Provided records:
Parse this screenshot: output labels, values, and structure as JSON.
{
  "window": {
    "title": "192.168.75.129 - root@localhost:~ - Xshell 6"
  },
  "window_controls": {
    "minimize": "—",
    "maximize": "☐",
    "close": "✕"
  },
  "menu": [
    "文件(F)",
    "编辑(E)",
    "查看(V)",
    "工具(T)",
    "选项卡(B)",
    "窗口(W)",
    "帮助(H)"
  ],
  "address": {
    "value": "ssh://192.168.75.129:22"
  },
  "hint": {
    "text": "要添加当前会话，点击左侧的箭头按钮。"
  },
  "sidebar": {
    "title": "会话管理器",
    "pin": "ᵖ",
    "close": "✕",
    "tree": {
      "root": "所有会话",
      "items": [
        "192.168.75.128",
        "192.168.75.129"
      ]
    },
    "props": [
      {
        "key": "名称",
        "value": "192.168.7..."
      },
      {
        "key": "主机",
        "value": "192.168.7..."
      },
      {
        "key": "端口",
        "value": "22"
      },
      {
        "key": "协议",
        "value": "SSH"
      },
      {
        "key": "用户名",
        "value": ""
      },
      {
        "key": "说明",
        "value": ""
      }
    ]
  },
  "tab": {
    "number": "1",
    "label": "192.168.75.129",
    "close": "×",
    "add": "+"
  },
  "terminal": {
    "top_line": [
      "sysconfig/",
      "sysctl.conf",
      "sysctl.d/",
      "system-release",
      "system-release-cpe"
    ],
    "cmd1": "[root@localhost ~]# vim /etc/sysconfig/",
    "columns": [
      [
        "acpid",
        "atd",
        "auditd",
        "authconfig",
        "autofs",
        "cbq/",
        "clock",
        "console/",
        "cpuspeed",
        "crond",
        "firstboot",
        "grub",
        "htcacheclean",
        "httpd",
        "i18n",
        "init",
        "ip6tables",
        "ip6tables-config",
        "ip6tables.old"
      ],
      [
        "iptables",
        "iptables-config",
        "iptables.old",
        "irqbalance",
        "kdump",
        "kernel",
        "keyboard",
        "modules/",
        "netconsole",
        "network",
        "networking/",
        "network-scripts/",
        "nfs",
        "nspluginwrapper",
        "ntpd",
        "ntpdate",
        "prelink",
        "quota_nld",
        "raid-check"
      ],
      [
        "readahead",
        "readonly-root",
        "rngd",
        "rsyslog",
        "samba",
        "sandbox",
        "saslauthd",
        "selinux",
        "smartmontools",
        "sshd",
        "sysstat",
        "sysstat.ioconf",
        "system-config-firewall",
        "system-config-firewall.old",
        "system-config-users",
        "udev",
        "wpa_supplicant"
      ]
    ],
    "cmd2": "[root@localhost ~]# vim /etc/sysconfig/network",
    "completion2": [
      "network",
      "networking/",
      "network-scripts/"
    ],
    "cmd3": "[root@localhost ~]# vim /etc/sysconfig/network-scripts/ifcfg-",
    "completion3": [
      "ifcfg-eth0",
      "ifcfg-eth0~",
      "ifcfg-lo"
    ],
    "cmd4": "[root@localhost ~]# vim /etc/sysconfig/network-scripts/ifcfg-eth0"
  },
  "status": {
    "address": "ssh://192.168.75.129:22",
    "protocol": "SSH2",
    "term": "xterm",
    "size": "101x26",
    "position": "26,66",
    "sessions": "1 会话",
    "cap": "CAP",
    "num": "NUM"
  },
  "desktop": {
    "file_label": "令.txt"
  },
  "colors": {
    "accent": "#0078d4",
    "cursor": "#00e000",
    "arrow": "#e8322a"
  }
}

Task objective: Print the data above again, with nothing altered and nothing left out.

Reply to the task:
Parse this screenshot: output labels, values, and structure as JSON.
{
  "window": {
    "title": "192.168.75.129 - root@localhost:~ - Xshell 6"
  },
  "window_controls": {
    "minimize": "—",
    "maximize": "☐",
    "close": "✕"
  },
  "menu": [
    "文件(F)",
    "编辑(E)",
    "查看(V)",
    "工具(T)",
    "选项卡(B)",
    "窗口(W)",
    "帮助(H)"
  ],
  "address": {
    "value": "ssh://192.168.75.129:22"
  },
  "hint": {
    "text": "要添加当前会话，点击左侧的箭头按钮。"
  },
  "sidebar": {
    "title": "会话管理器",
    "pin": "ᵖ",
    "close": "✕",
    "tree": {
      "root": "所有会话",
      "items": [
        "192.168.75.128",
        "192.168.75.129"
      ]
    },
    "props": [
      {
        "key": "名称",
        "value": "192.168.7..."
      },
      {
        "key": "主机",
        "value": "192.168.7..."
      },
      {
        "key": "端口",
        "value": "22"
      },
      {
        "key": "协议",
        "value": "SSH"
      },
      {
        "key": "用户名",
        "value": ""
      },
      {
        "key": "说明",
        "value": ""
      }
    ]
  },
  "tab": {
    "number": "1",
    "label": "192.168.75.129",
    "close": "×",
    "add": "+"
  },
  "terminal": {
    "top_line": [
      "sysconfig/",
      "sysctl.conf",
      "sysctl.d/",
      "system-release",
      "system-release-cpe"
    ],
    "cmd1": "[root@localhost ~]# vim /etc/sysconfig/",
    "columns": [
      [
        "acpid",
        "atd",
        "auditd",
        "authconfig",
        "autofs",
        "cbq/",
        "clock",
        "console/",
        "cpuspeed",
        "crond",
        "firstboot",
        "grub",
        "htcacheclean",
        "httpd",
        "i18n",
        "init",
        "ip6tables",
        "ip6tables-config",
        "ip6tables.old"
      ],
      [
        "iptables",
        "iptables-config",
        "iptables.old",
        "irqbalance",
        "kdump",
        "kernel",
        "keyboard",
        "modules/",
        "netconsole",
        "network",
        "networking/",
        "network-scripts/",
        "nfs",
        "nspluginwrapper",
        "ntpd",
        "ntpdate",
        "prelink",
        "quota_nld",
        "raid-check"
      ],
      [
        "readahead",
        "readonly-root",
        "rngd",
        "rsyslog",
        "samba",
        "sandbox",
        "saslauthd",
        "selinux",
        "smartmontools",
        "sshd",
        "sysstat",
        "sysstat.ioconf",
        "system-config-firewall",
        "system-config-firewall.old",
        "system-config-users",
        "udev",
        "wpa_supplicant"
      ]
    ],
    "cmd2": "[root@localhost ~]# vim /etc/sysconfig/network",
    "completion2": [
      "network",
      "networking/",
      "network-scripts/"
    ],
    "cmd3": "[root@localhost ~]# vim /etc/sysconfig/network-scripts/ifcfg-",
    "completion3": [
      "ifcfg-eth0",
      "ifcfg-eth0~",
      "ifcfg-lo"
    ],
    "cmd4": "[root@localhost ~]# vim /etc/sysconfig/network-scripts/ifcfg-eth0"
  },
  "status": {
    "address": "ssh://192.168.75.129:22",
    "protocol": "SSH2",
    "term": "xterm",
    "size": "101x26",
    "position": "26,66",
    "sessions": "1 会话",
    "cap": "CAP",
    "num": "NUM"
  },
  "desktop": {
    "file_label": "令.txt"
  },
  "colors": {
    "accent": "#0078d4",
    "cursor": "#00e000",
    "arrow": "#e8322a"
  }
}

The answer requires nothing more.